At its core, Vhol is predominantly a black metal album but it’s not as grim as all that. An infusion of punk rock attitude takes it to a different place. The rise and fall of tremolos are joined by the looseness and reckless abandon of old school punk. The rebellious spirit of black metal and punk are the lifeblood of the album, pumping that energy forth from start to glorious finish. Most tracks take on their own feel between the two genres while integrating each other, as well as classic rock and early thrash.

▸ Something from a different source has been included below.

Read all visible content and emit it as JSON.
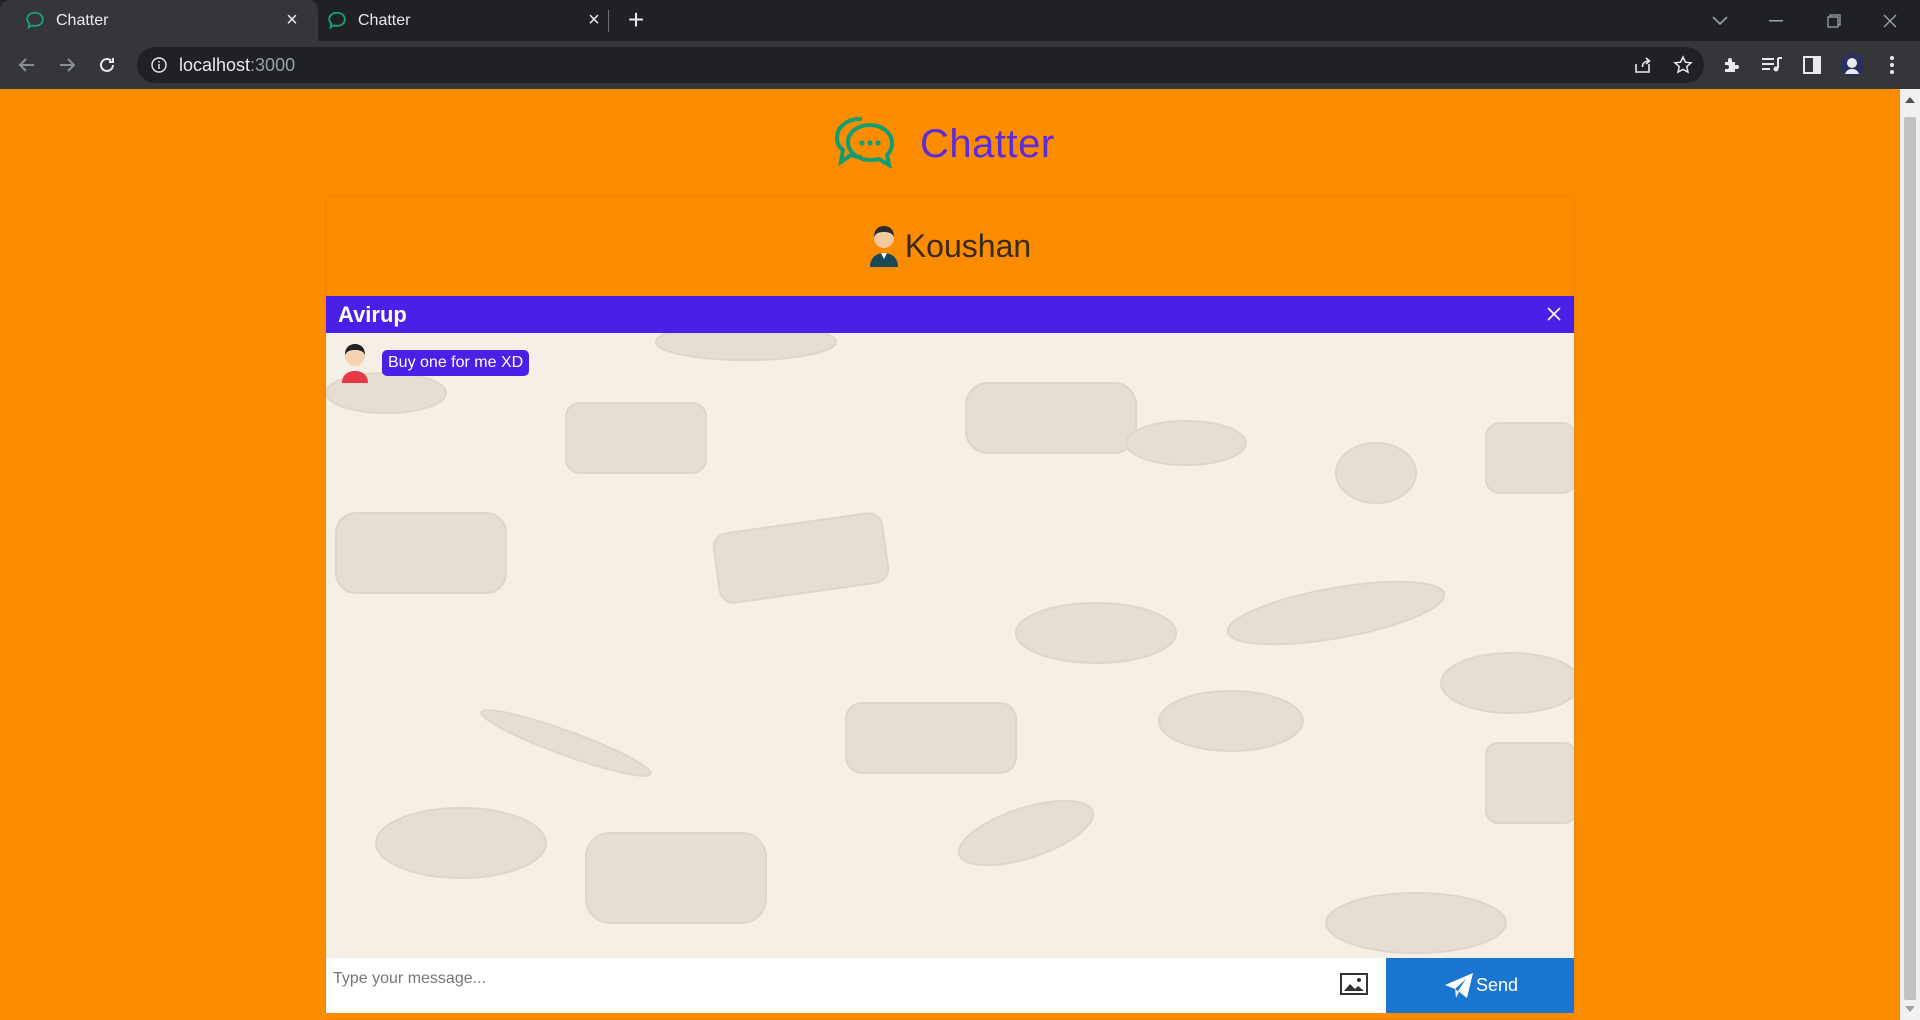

As with a well crafted beer, the album’s depth is not revealed at first taste. Returning again and again, the subtleties not immediately apparent rise to the surface as it lingers on the palate. The more time spent with Vhol, the more its true character shines through. The four basic ingredients necessary for this concoction cannot become such a potent brew all on their own. Passion, drive, and willingness to push boundaries are all imbued into VHOL, fermenting the album into the unique experience that it is
Each member’s contribution is showcased, making the album more than simply a side project. Sheie’s bass growls like an empty stomach throughout while also becoming the focal point for periods. Cobbett’s superb songwriting makes the listener’s ears dance like marionettes, propelling the album and giving it its artful soul.

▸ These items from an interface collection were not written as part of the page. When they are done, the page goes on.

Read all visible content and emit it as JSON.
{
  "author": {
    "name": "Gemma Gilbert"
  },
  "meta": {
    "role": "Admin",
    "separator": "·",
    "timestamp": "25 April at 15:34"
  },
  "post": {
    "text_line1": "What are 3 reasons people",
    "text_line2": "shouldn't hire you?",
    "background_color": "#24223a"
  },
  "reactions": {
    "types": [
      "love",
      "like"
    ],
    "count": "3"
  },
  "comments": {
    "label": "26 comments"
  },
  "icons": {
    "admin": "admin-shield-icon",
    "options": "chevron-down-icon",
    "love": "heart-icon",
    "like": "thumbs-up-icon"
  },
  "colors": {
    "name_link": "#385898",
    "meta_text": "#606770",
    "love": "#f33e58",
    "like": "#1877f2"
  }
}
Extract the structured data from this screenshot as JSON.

Dekker makes the absolute most of what sounds like a minimal kit, as volatile and dangerous as a runaway train yet able to rein it in when called for. That talent provides the backdrop for the inimitable Mike Scheidt. Scheidt’s familiar clean warble cannot be missed. However, he pushes beyond the expected, layering fierce screams and haunting howls into his repertoire. His voice on the closing track is especially resplendent.
Nowhere on the album does everything come together better than “Arising.” Dekker lays down a gnarly punk beat with Cobbett and Sheie thrashing away like it is 1983 and Scheidt howling with utter conviction. Cobbett’s solos sound much like his work with Hammers of Misfortune during the extended jam section of the track. It’s the least blackened of the tracks but it’s also the most cohesive, displaying the chemistry of VHOL with undeniable clarity. It’s feral. It’s belligerent. It’s beautiful.
Vhol is a most satisfying coalescence of four inarguable talents into an entity that feels stripped down to the primal level yet is far more expansive than it appears. Craft beer may sour as it ages beyond a certain point but this is not the case with Vhol. It’s more like wine, getting better as time wears on, each taste surpassing the last. One can only hope that this isn’t a limited edition and VHOL have only just begun.
(released April 16, 2013 on Profound Lore Records)